Where Do Rainy Days Come From?
Introduce the cycle of water with engaging, hands-on activities.
- Grades: PreK–K, 1–2, 3–5, 6–8
Evaporation is the process by which water changes from a liquid to a vapor. The Sun's energy warms water droplets until the water becomes a vapor and rises into the air. When water vapor (or droplets) come together in the sky, they form clouds.
Condensation is the process by which water vapor cools and becomes a liquid again.
Precipation is the process by which condensed water builds up in clouds and falls to the ground as rain, sleet, snow, or hail.
With daily weather calendars, your students will learn important scientific observation skills! Prepare a large blank class calendar and smaller individual calendars for each student. Each day, give two students the opportunity to serve as data collectors. Data collectors should work together to check the rain gauge and an outside thermometer. The data collectors write their findings on the class calendar, while everyone updates their own individual calendars. Use your weather calendars as a basis for math story problems and as a writing prompt. For example, ask students to describe the weather in detail to establish a setting or mood.
–Bob Krech, Dutch Neck School, Princeton Junction, NJ
Water Cycle on a String
Your students can create their own manipulative models of the water cycle using inexpensive plastic beads. After you have talked about the water cycle as a class, give each student an equal number of blue, yellow, and clear beads to string. Each color will represent a part of the water cycle. Water is blue, evaporation is yellow (like the Sun), and clear beads represent the rain. The children can use the beads as a memory device to help them remember what they have learned about the water cycle.
–Sue Lorey, Grove Avenue School, Barrington, IL
Measuring a Month of Rain
How much does it rain where you live?
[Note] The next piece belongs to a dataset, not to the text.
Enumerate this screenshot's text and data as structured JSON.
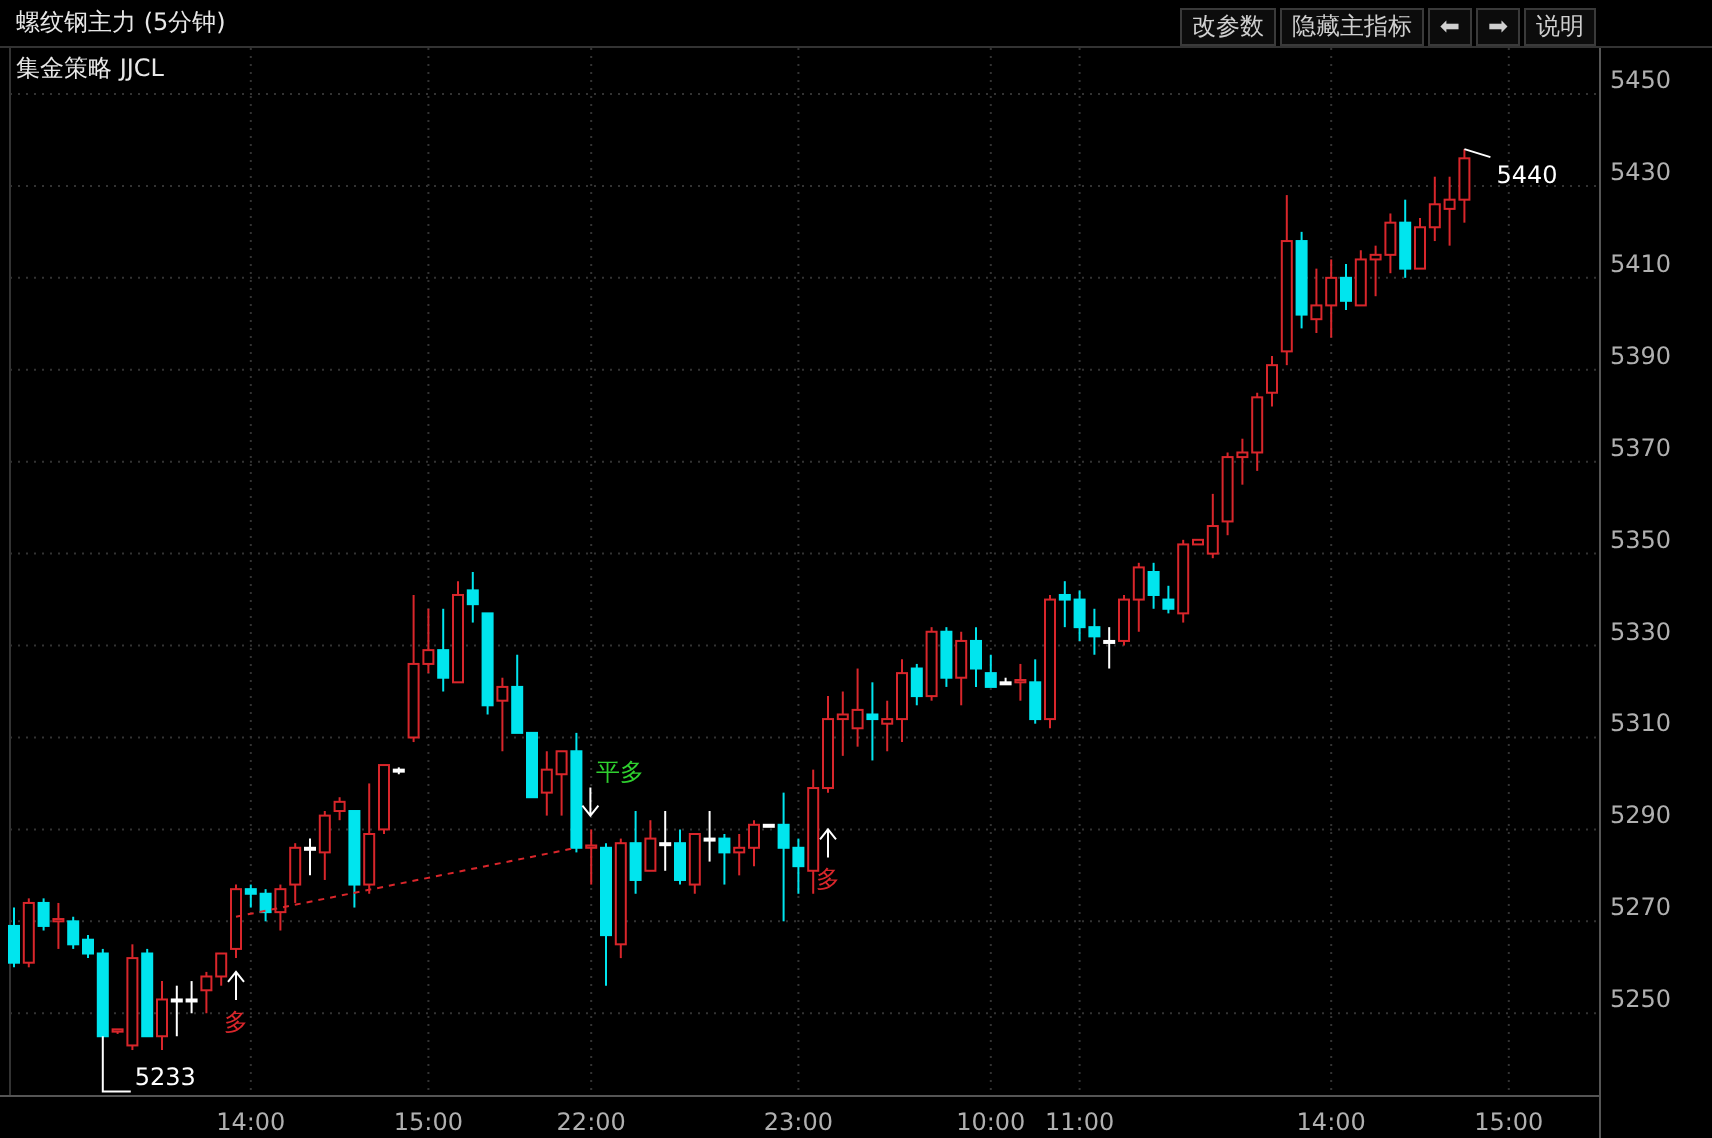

How often? Encourage your students to learn about the weather and the environment of your region by tracking and graphing a month's worth of rain or snow. To measure rainfall, make a simple rain gauge. Use a small can, place it away from trees or buildings, and secure it with rocks in case of wind. Each day, ask students to measure the rainfall in the can with a centimeter ruler, then to empty the can. For the classroom, make a large poster of your rain can for students to update after rainfall measurement. When you have determined the total month's rainfall, compare it to the official figures. Were you close? Check an almanac to see previous years' precipitation levels. Was this year typical or unusual? Encourage students to find out the precipitation levels in other parts of the country and the world. Make a rain map to see the differences!